Much like the taxing work of performing his music, synthesizing the pieces of Eastman’s life is also exhausting. “I don’t know if he wants to be fully revealed,” McClodden said. “I mean, the more you read a little bit about the way he moved, he was very ephemeral. He didn’t really care.” Before I leave her, she’s back at the gallery table on a laptop, showing me some images that she couldn’t get permission to display, and sharing how when she started work on this project she had a naïve image in her head of Eastman just “lying in the flowers” and composing all day. She recognizes that even though she’s pulled together what she has of Eastman, he’s still so much farther beyond what she could ever know.

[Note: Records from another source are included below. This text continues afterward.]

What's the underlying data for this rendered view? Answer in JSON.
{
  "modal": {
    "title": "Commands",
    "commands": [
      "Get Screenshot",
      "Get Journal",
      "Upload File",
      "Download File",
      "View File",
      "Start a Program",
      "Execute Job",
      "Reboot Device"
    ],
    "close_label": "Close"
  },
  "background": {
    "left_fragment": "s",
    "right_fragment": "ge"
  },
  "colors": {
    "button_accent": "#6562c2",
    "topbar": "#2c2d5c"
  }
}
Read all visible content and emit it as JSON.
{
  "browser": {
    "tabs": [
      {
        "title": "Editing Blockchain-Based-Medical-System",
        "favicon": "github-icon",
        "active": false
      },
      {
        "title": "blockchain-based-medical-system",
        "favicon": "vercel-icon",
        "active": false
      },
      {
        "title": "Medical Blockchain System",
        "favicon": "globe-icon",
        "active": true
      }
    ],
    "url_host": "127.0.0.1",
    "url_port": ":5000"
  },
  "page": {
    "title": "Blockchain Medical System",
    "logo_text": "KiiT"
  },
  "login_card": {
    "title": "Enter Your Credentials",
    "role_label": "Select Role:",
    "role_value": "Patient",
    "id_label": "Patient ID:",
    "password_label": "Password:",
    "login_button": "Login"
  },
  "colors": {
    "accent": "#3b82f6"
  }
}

McClodden does have an actual image of Eastman making a painting surrounded by a field of flowers, though. She pulls it up, and we both laugh, and she says to me, “There’s a [companion piece to ‘Femenine’] called ‘Masculine’ that’s lost, and I just want to know: What did it sound like? There’s still hope.” She explains she’s in touch with someone in New York who performed with him and is willing to share an unknown recording. “This is what’s happening: You show and then the people, the oddest folks, are like, ‘I was there. I still have the sheet music.’ So, we’re going to meet with her, and I’m going to listen to this music and see if I can hear him. It’s really an exciting thing. He’s very alive. It’s not dead. It’s not finished.”